Meeniyan / Leongatha project, from workshops held in Meeniyan, led to creation of a quilt celebrating the diversity of women in South Gippsland, and the ages, stages and paths that brought them together, creating a “blanket of support for all”.
Latrobe group published a collection of recipes and stories called Tucker ‘N Tales — The Past, Present & Visions of Tomorrow told as a recipe story book.
Warragul created an Arts Discovery Trail with painted bollards, mosaic tiles and a large mosaic compass in the Linear Park. The group became incorporated as the Women’s Compass Network.
Yarram in 2005 celebrated with a Spring and Arts Festival over four days in various locations around the district. More than 3000 people attended. An official opening and celebratory dinner were held, with special guest, singer Marina Prior as part of the event at Yarram’s Regent Theatre.
The WWMB project was celebrated in February 2006 with a showcase, marketing and business forum, Held at the Wedge in Sale.
Again in 2007 we were invited to speak and showcase the Gippsland women’s projects at the 4th World Congress for rural women in South Africa and Kate Earl and myself were able to meet personally with Winnie Mandela and tell our Gippsland story.
We were honoured to have Joan Kirner (who by this time had retired from politics) who remained a staunch supporter of our activities, launch many of the projects in the communities.

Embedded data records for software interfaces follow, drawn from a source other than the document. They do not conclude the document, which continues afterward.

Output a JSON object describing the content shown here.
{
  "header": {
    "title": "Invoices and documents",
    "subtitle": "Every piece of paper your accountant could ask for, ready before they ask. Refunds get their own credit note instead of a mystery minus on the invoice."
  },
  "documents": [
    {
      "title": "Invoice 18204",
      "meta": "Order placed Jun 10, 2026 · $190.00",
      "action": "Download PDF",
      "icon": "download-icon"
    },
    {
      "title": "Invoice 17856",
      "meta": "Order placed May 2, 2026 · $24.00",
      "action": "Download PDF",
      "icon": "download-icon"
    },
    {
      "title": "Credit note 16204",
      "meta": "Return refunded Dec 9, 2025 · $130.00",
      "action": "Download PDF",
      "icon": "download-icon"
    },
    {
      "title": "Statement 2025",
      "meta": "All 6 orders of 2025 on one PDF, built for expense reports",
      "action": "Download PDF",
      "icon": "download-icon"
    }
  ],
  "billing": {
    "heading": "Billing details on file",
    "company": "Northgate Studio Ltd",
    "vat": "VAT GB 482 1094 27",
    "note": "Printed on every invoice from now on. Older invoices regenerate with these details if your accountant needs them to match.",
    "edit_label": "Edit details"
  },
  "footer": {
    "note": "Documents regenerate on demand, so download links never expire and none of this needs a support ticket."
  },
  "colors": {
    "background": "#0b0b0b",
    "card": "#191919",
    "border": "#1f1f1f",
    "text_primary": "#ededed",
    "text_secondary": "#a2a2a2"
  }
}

During the lifetime of the Gippsland Women’s Network, from about 1992 to 2019, Gippsland women have enhanced their skills, their confidence, expanded their networks, engaged in leadership, and generated community involvement.

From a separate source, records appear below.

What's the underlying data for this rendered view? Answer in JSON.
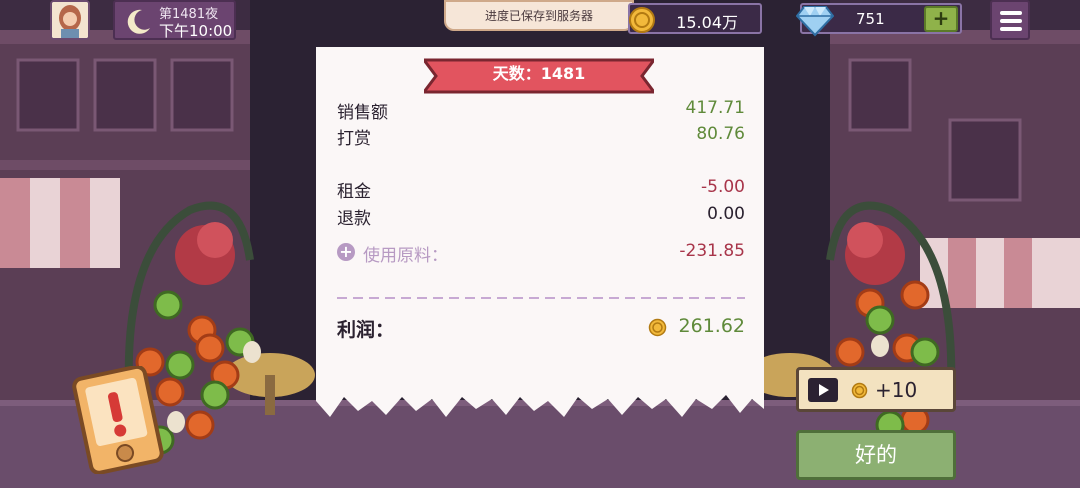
{
  "top_bar": {
    "night_label": "第1481夜",
    "clock": "下午10:00",
    "toast": "进度已保存到服务器",
    "coins": "15.04万",
    "gems": "751",
    "gem_plus": "+"
  },
  "receipt": {
    "day_banner": "天数：1481",
    "rows": [
      {
        "label": "销售额",
        "value": "417.71"
      },
      {
        "label": "打赏",
        "value": "80.76"
      },
      {
        "label": "租金",
        "value": "-5.00"
      },
      {
        "label": "退款",
        "value": "0.00"
      },
      {
        "label": "使用原料：",
        "value": "-231.85"
      }
    ],
    "profit_label": "利润：",
    "profit_value": "261.62"
  },
  "buttons": {
    "ad_reward": "+10",
    "ok": "好的"
  },
  "colors": {
    "positive": "#5f8a3a",
    "negative": "#a8354a",
    "banner_red": "#e2545f",
    "ok_green": "#8cb072"
  },
  "icons": [
    "avatar",
    "moon-icon",
    "coin-icon",
    "diamond-icon",
    "menu-icon",
    "plus-circle-icon",
    "play-icon",
    "alert-icon"
  ]
}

We have learnt to persevere. We have learnt that success is largely a matter of hanging on after others have let go. We have learnt to listen because sometimes, opportunity knocks very softly, and we have learnt to speak up about what we want – the world has a habit of making room for those who know where they are going.

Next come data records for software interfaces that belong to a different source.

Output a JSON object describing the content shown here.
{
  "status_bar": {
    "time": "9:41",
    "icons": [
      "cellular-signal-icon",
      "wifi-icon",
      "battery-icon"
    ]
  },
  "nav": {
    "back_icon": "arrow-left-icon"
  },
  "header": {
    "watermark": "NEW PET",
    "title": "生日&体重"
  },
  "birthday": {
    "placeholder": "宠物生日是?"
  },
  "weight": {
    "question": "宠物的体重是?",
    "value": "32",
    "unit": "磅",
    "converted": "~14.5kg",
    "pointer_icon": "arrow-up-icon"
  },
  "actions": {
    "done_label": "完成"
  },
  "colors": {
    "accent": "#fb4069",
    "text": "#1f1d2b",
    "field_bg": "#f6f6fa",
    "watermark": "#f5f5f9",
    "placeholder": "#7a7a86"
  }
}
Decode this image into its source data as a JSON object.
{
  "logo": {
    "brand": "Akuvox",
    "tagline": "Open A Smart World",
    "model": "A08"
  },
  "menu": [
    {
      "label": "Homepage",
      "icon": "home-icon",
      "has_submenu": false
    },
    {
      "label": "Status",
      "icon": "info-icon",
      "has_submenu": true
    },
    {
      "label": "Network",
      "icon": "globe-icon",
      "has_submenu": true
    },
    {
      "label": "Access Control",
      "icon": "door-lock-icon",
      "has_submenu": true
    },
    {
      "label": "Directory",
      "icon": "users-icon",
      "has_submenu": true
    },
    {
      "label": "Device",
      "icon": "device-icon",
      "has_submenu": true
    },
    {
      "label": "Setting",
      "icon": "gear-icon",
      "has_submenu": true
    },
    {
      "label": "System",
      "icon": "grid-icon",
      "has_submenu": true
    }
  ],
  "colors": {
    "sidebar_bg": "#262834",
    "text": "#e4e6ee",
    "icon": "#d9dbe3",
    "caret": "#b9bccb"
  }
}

We kept going when things got tough. Our leaders do not always listen or act when needed and that’s when it becomes our responsibility to get out of our comfort zone and make the world a better place for the community and ourselves. Once you start and you know where you want to be, you have commenced the journey.
Together with other members of the GWN committee, I thank you all for the opportunity to meet and make friendships with many resourceful and inspiring women throughout the journey. We are grateful for the wonderful friendships that were made and are enduring. We discovered many hidden talents.
Working with Federal, State, and Local Governments and many organisations gave all of us the skills to communicate and negotiate as we learnt how the political system worked.
We are especially grateful to Val Byth, one of the founders of the Women’s Electoral Lobby (WEL), for coming to Gippsland many times, supporting women and their families and being a great mentor to us all.
We want to thank Dr Janet Butler for her contribution in archiving the GWN documents for the National Library of Australia in Canberra and personally I also extend deep appreciation to Catherine Noy who for more almost 30 years has been a treasure and ever-dependable back stop and mentor.
I share a quote from Louise Otto-Peters (1819-1895):
“The history of all times and of today especially, teaches that… women will be forgotten if they forget to think about themselves.”
Thank you to my family, the participants, workers, volunteers, committee members, supporters and sponsors. Without you all, we would not have a story to tell.
For more information:
National Library, Australia: www.nla.gov.au